City accepts award
On Friday, the city received the City Government of the Year award from the Kentucky League of Cities.
“It was a very nice event,” said Mayor Meyer. “This is a recognition that is primarily based on the city’s outstanding economic development performance in the past year, but also external confirmation of the high quality of the work of our city employees and our city administration. ”
Meyer went on.
“I make it a point to talk about the fact that our city government is actually much more than just those of us who work here in the different buildings and are on the payrolls,” he said. “But that includes dozens of people who serve on our various boards and commissions because they have also been instrumental in making Covington the kind of governor and the kind of city we wanted to be. So I want to reiterate the appreciation of the whole Commission for all the great work that is being done by the people who work for us and by the citizens who have put their hands up and volunteered to do their work at this very challenging political time have try to make the city a better city.”

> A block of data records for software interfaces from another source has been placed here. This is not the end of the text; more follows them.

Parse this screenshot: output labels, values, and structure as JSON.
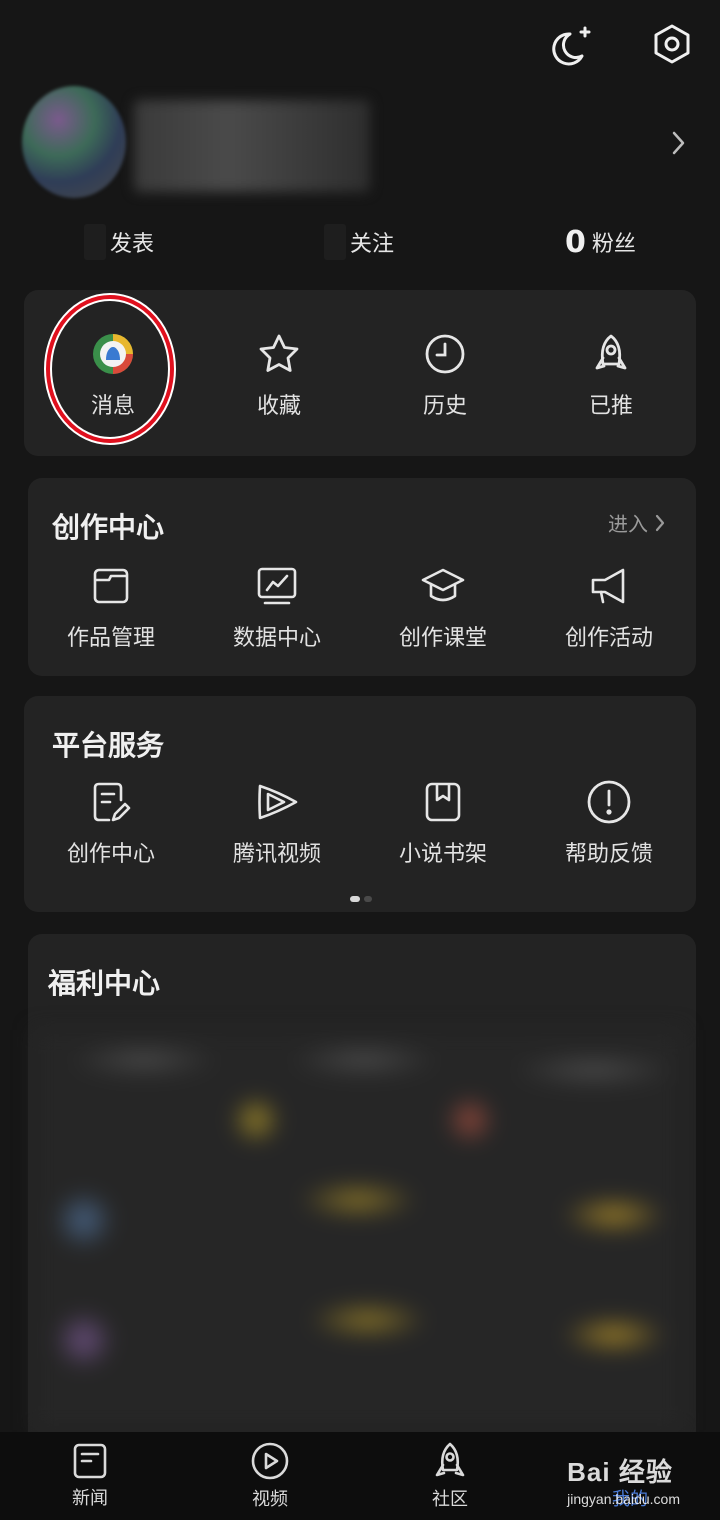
{
  "top_bar": {
    "night_mode_icon": "moon-sparkle-icon",
    "settings_icon": "settings-hexagon-icon"
  },
  "profile": {
    "chevron_icon": "chevron-right-icon",
    "stats": [
      {
        "count": "",
        "label": "发表"
      },
      {
        "count": "",
        "label": "关注"
      },
      {
        "count": "0",
        "label": "粉丝"
      }
    ]
  },
  "quick_actions": [
    {
      "label": "消息",
      "icon": "tencent-news-logo-icon"
    },
    {
      "label": "收藏",
      "icon": "star-icon"
    },
    {
      "label": "历史",
      "icon": "clock-icon"
    },
    {
      "label": "已推",
      "icon": "rocket-icon"
    }
  ],
  "creation_center": {
    "title": "创作中心",
    "enter_label": "进入",
    "items": [
      {
        "label": "作品管理",
        "icon": "folder-icon"
      },
      {
        "label": "数据中心",
        "icon": "trend-chart-icon"
      },
      {
        "label": "创作课堂",
        "icon": "graduation-cap-icon"
      },
      {
        "label": "创作活动",
        "icon": "megaphone-icon"
      }
    ]
  },
  "platform_services": {
    "title": "平台服务",
    "items": [
      {
        "label": "创作中心",
        "icon": "edit-document-icon"
      },
      {
        "label": "腾讯视频",
        "icon": "tencent-video-icon"
      },
      {
        "label": "小说书架",
        "icon": "bookmark-book-icon"
      },
      {
        "label": "帮助反馈",
        "icon": "exclamation-circle-icon"
      }
    ]
  },
  "welfare_center": {
    "title": "福利中心"
  },
  "bottom_nav": [
    {
      "label": "新闻",
      "icon": "news-doc-icon"
    },
    {
      "label": "视频",
      "icon": "play-circle-icon"
    },
    {
      "label": "社区",
      "icon": "rocket-icon"
    },
    {
      "label": "我的",
      "icon": "profile-icon"
    }
  ],
  "watermark": {
    "line1": "Bai 经验",
    "line2": "jingyan.baidu.com"
  },
  "colors": {
    "background": "#161616",
    "card": "#232323",
    "highlight_ring": "#e0101e",
    "active_nav": "#4a7bd6"
  }
}
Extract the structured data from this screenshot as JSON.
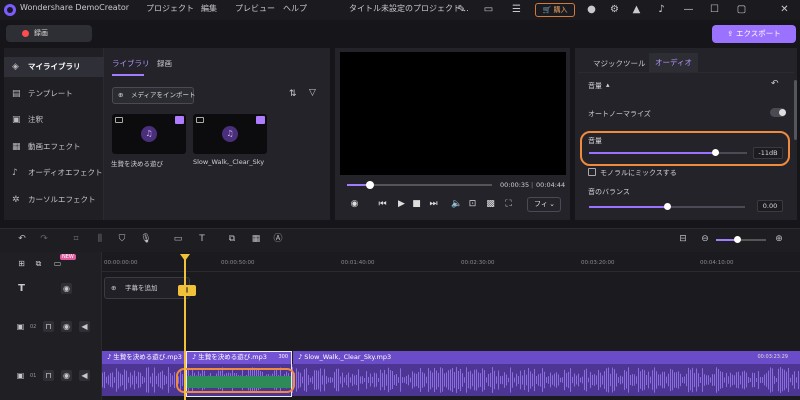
{
  "titlebar": {
    "app_name": "Wondershare DemoCreator",
    "menus": [
      "プロジェクト",
      "編集",
      "プレビュー",
      "ヘルプ"
    ],
    "project_title": "タイトル未設定のプロジェクト...",
    "buy_label": "購入"
  },
  "toolbar": {
    "record_label": "録画",
    "export_label": "エクスポート"
  },
  "sidebar": {
    "items": [
      {
        "label": "マイライブラリ",
        "icon": "library-icon"
      },
      {
        "label": "テンプレート",
        "icon": "template-icon"
      },
      {
        "label": "注釈",
        "icon": "annotation-icon"
      },
      {
        "label": "動画エフェクト",
        "icon": "video-effect-icon"
      },
      {
        "label": "オーディオエフェクト",
        "icon": "audio-effect-icon"
      },
      {
        "label": "カーソルエフェクト",
        "icon": "cursor-effect-icon"
      }
    ]
  },
  "library": {
    "tabs": [
      "ライブラリ",
      "録画"
    ],
    "import_label": "メディアをインポート",
    "media": [
      {
        "name": "生贄を決める遊び"
      },
      {
        "name": "Slow_Walk,_Clear_Sky"
      }
    ]
  },
  "preview": {
    "current_time": "00:00:35",
    "total_time": "00:04:44",
    "fit_label": "フィ",
    "progress": 0.16
  },
  "properties": {
    "tabs": [
      "マジックツール",
      "オーディオ"
    ],
    "section_title": "音量",
    "auto_normalize_label": "オートノーマライズ",
    "volume_label": "音量",
    "volume_value": "-11dB",
    "volume_level": 0.8,
    "mono_mix_label": "モノラルにミックスする",
    "balance_label": "音のバランス",
    "balance_value": "0.00",
    "balance_level": 0.5
  },
  "timeline": {
    "new_badge": "NEW",
    "ruler": [
      "00:00:00:00",
      "00:00:50:00",
      "00:01:40:00",
      "00:02:30:00",
      "00:03:20:00",
      "00:04:10:00"
    ],
    "add_caption_label": "字幕を追加",
    "track_numbers": [
      "02",
      "01"
    ],
    "clips": [
      {
        "name": "生贄を決める遊び.mp3"
      },
      {
        "name": "生贄を決める遊び.mp3",
        "badge": "300"
      },
      {
        "name": "Slow_Walk,_Clear_Sky.mp3",
        "time": "00:03:23:29"
      }
    ],
    "zoom_level": 0.45
  },
  "colors": {
    "accent": "#9b72ff",
    "highlight": "#f08a3c",
    "playhead": "#f2c13a"
  }
}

The next regularly scheduled meeting of the Covington Commission will be held as a caucus session on March 1 at 6:00 p.m. in the City Building at 20 W. Pike St. in Covington. The meetings can be viewed live on Fioptics channel 815, Spectrum channel 203, the Telecommunications Board of Northern Kentucky (TBNK) website, the TBNK Facebook page @TBNKonline and the TBNK Roku channels.